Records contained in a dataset
[Start of section]

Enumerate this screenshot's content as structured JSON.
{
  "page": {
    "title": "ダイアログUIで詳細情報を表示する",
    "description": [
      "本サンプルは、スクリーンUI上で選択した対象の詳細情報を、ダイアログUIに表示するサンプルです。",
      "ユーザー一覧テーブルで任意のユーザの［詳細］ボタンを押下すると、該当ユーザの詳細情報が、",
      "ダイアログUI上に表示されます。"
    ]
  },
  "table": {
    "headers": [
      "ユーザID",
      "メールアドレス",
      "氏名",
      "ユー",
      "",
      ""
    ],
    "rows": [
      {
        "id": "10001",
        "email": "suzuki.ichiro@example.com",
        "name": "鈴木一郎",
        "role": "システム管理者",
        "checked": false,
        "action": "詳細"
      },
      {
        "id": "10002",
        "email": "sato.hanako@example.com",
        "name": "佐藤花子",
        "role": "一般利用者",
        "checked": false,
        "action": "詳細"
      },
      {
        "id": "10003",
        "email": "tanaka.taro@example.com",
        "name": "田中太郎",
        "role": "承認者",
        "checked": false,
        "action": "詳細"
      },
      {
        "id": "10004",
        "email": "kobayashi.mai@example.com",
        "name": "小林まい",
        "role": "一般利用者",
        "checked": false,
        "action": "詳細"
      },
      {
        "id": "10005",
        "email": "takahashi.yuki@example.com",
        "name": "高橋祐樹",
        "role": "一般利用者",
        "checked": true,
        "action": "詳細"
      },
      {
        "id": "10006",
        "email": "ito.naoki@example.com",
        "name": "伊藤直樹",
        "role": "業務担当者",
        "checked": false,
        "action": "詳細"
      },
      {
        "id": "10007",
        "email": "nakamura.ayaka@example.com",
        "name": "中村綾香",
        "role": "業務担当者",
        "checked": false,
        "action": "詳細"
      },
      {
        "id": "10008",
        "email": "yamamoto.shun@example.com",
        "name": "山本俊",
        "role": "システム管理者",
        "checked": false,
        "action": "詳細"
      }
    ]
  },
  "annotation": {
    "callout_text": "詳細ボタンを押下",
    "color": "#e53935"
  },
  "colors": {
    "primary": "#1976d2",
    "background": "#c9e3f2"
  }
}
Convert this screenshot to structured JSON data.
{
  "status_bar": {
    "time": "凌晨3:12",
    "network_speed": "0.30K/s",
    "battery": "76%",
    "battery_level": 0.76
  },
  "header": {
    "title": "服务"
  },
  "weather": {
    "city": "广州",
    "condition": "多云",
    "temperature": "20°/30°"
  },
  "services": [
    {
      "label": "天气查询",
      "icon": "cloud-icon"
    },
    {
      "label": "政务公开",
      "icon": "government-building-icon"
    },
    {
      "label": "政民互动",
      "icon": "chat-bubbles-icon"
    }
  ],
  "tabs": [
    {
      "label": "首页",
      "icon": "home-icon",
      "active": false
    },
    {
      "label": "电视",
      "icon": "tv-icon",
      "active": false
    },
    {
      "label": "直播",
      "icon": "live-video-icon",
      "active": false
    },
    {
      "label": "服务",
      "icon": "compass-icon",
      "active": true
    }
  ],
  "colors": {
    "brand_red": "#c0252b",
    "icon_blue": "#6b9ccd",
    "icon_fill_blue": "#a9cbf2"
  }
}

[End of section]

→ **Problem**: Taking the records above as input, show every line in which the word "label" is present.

→ **Output for this exercise**:
      "label": "天气查询",
      "label": "政务公开",
      "label": "政民互动",
      "label": "首页",
      "label": "电视",
      "label": "直播",
      "label": "服务",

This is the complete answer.